Gabon country profile
- 9 August 2016
- From the section Africa
Gabon, located on the west coast of Africa, is one of the region's more stable countries.
Since independence from France in 1960, Gabon has had just three presidents. Late President Omar Bongo ruled for more than four decades until his death in 2009.
During Omar Bongo's rule, Gabon maintained a close relationship with France under a system known as "Francafrique", receiving both political and military support in exchange for business favours.
But relations have cooled since his son Ali won a contested election in 2009 and French authorities launched a long-running corruption investigation into the family's assets.
Gabon is a major oil producer but a third of its population live in poverty, according to the World Bank.
The Gabonese Republic
Population 1.5 million
Area 267,667 sq km (103,347 sq miles)
Languages French, Bantu-group languages
Life expectancy 62 years (men), 64 years (women)
Currency CFA (Communaute Financiere Africaine) franc
President: Ali Ben Bongo Ondimba

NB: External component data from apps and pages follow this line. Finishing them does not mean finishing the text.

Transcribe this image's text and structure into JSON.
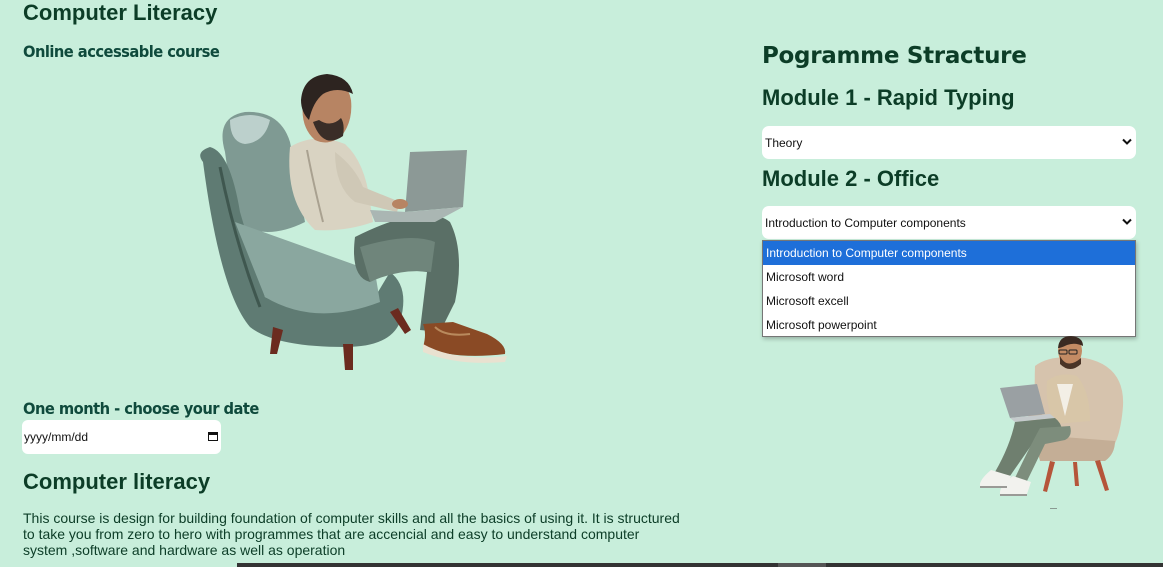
{
  "header": {
    "title": "Computer Literacy"
  },
  "left": {
    "subtitle": "Online accessable course",
    "duration_label": "One month - choose your date",
    "date_input": {
      "placeholder": "yyyy/mm/dd",
      "icon": "calendar-icon"
    },
    "section_heading": "Computer literacy",
    "description": "This course is design for building foundation of computer skills and all the basics of using it. It is structured to take you from zero to hero with programmes that are accencial and easy to understand computer system ,software and hardware as well as operation"
  },
  "right": {
    "programme_title": "Pogramme Stracture",
    "module1": {
      "title": "Module 1 - Rapid Typing",
      "selected": "Theory"
    },
    "module2": {
      "title": "Module 2 - Office",
      "selected": "Introduction to Computer components",
      "options": [
        "Introduction to Computer components",
        "Microsoft word",
        "Microsoft excell",
        "Microsoft powerpoint"
      ]
    }
  },
  "colors": {
    "background": "#c8eedb",
    "heading": "#0c3d27",
    "highlight": "#1e6fd9"
  }
}
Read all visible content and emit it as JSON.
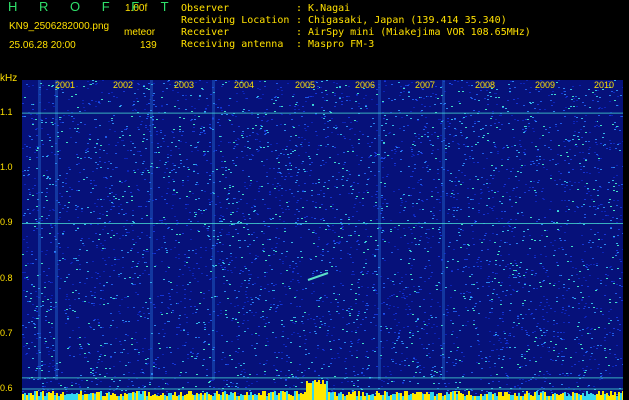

Ali Bongo was elected in 2009, following the death of his father and long-time president Omar Bongo, in a poll disputed by the opposition.
In 2011, the main opposition candidate in the 2009 vote, Andre Mba Obame, declared himself the rightful winner and legitimate president. Mr Bongo responded by banning Mr Obame's opposition National Union.
His presidency has been overshadowed by a long-running French investigation into allegations of embezzlement involving the Bongo family's assets.
Born in 1959 in Brazzaville, Congo where his father was serving in the armed forces, Mr Bongo was educated in France. His family converted from Christianity to Islam in 1973.
He entered politics in 1981 and has served as both foreign and defence minister.
- Mr Bongo is standing for re-election on 27 August 2016. Critics have protested against his candidacy, saying he is ineligible to run. They argue that he was adopted and born in a different country, but supporters say the allegations about his nationality are spurious.
Gabon's main broadcast media are government-controlled.
In 2013, Reporters Without Borders acknowledged the authorities had made some progress in media freedom but said journalists still faced "police brutality and intimidation by officials". The watchdog called for an overhaul of the country's 2001 media law.
There were more than 670,000 internet users out of a population of 1.5 million by November 2015. (Internetworldstats.com).
Some key dates in Gabon's history:
14th-19th century - European settlers: Arrival of Portuguese slave traders, followed by French, Dutch and British.
1839 - France signs treaties with Gabonese coastal chiefs. Local Mpongwe ruler signs away sovereignty to the French.
1910 - Gabon becomes one of four territories making up French Equatorial Africa.
1958 - Gabon votes to become autonomous republic in the French Community.
1960 - Gabon declares independence.
1967 - Omar Bongo becomes president after the death Leon Mba.
1967-2009 - Omar Bongo dominates Gabonese politics, serving seven consecutive terms.
1990s - Multi-party political system introduced.
2003 - Constitution amended to repeal term limits, ensuring President Bongo holds the presidency for life.
2009 - Death of Omar Bongo, succeeded by his son Ali Ben Bongo Ondimba.